WHAT IS BEING ASKED. For the entries below, work out how many lines contain the string "Engine" and write only the number.

THE RECORDS.
Start of Block

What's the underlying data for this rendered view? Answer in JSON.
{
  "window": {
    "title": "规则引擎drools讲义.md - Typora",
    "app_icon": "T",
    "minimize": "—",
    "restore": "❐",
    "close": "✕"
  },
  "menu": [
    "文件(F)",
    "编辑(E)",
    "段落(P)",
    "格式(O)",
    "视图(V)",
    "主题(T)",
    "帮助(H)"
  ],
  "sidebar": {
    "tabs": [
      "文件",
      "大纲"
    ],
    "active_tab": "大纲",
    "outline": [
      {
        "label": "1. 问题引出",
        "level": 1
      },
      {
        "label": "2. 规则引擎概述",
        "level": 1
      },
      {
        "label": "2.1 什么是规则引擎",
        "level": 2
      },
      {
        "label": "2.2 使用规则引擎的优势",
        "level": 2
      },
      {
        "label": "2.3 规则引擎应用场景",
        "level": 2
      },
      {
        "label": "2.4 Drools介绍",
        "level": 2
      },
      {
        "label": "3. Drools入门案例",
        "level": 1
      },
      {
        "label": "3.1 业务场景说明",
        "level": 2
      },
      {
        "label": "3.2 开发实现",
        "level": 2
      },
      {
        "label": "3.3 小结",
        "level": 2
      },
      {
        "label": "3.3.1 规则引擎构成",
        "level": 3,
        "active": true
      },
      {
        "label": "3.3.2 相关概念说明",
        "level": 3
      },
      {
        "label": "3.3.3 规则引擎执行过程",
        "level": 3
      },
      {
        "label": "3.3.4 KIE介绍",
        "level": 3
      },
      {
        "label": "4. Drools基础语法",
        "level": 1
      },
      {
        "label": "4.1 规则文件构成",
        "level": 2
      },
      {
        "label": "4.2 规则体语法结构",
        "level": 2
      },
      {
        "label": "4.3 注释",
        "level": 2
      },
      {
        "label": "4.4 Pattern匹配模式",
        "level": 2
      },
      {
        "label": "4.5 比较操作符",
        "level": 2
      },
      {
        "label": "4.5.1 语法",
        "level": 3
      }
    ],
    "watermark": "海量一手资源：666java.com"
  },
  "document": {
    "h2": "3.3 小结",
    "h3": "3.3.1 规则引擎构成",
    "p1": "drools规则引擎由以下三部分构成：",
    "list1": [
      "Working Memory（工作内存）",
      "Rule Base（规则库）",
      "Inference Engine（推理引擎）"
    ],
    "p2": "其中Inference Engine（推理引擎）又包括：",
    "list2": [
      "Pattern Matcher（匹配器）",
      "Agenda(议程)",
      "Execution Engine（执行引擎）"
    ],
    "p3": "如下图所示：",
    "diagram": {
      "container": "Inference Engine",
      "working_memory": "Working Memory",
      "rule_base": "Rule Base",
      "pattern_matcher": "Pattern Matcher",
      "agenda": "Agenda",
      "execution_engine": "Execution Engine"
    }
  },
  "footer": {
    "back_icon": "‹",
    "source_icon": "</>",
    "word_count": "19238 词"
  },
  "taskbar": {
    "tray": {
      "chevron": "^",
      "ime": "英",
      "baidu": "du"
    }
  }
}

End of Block
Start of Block

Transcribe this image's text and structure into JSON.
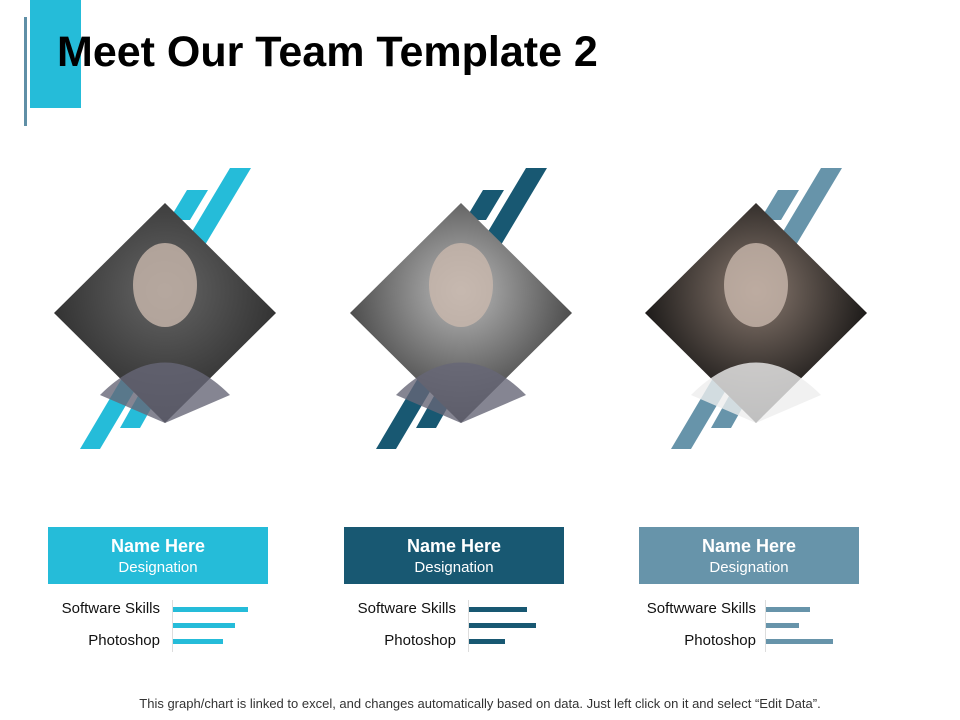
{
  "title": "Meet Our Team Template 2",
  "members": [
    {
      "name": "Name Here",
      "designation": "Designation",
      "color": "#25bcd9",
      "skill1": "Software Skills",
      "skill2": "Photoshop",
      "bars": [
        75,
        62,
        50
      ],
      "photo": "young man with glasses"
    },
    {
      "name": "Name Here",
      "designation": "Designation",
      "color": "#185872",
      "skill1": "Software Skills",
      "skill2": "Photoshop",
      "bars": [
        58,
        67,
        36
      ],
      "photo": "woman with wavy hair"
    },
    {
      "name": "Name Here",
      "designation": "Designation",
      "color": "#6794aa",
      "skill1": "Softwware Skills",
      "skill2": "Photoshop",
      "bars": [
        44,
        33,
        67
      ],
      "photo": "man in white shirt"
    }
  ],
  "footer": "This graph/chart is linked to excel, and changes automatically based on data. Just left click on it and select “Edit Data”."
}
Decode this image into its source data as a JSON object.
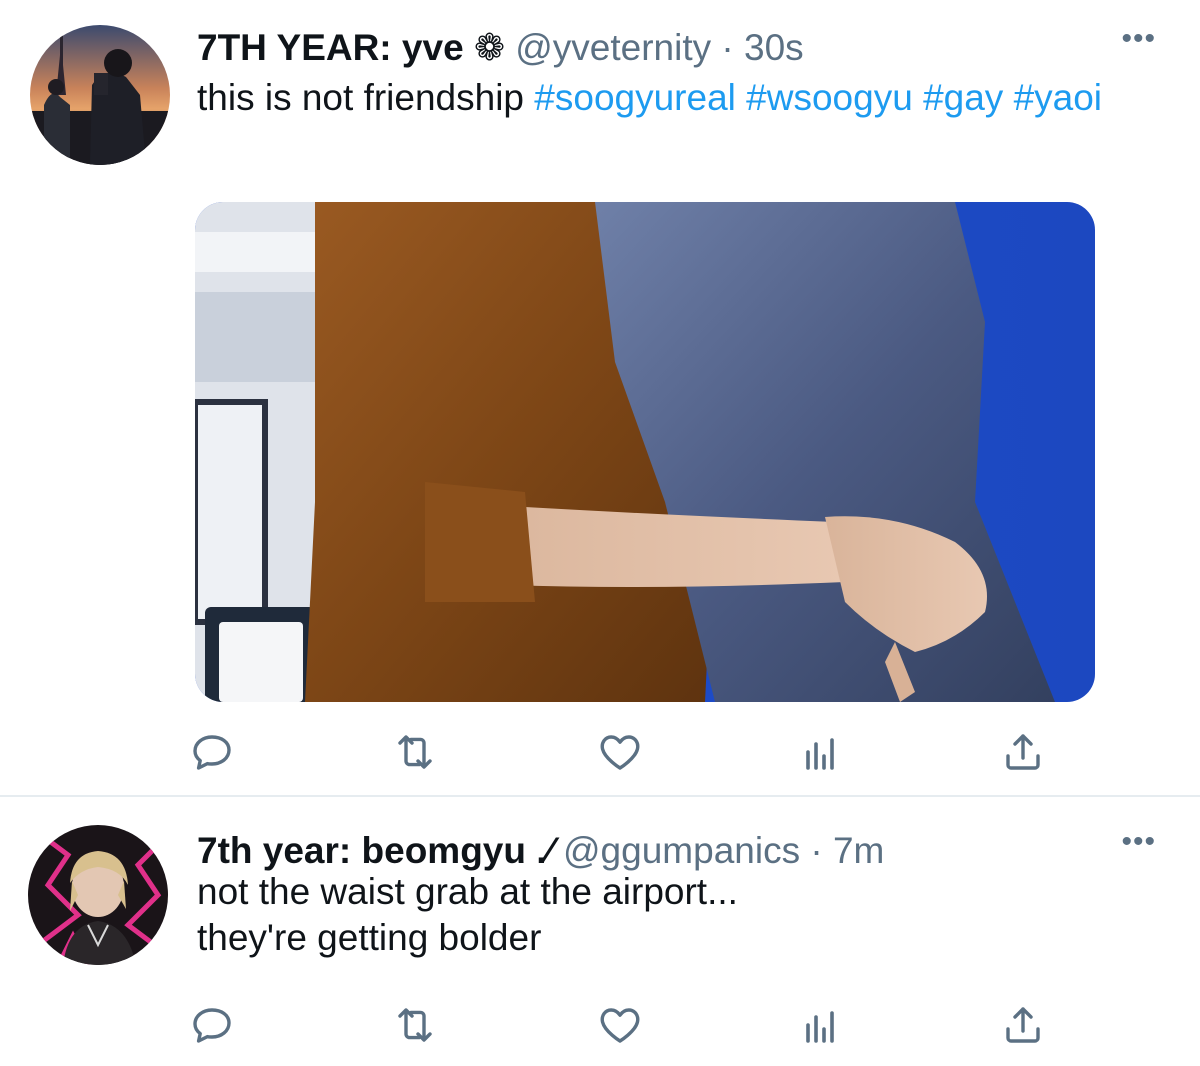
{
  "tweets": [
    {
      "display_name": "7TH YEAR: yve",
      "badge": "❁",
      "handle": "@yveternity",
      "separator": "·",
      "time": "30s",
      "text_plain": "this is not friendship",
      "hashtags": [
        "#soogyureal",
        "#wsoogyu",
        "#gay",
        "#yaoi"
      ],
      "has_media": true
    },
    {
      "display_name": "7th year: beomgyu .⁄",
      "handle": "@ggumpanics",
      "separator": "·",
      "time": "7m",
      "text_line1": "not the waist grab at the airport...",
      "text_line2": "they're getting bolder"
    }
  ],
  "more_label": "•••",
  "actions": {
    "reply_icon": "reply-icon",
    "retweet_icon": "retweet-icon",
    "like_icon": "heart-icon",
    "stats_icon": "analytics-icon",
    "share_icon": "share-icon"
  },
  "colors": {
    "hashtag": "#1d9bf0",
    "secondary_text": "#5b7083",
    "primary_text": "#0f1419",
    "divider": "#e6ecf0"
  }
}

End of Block

WRITTEN RESPONSE. 5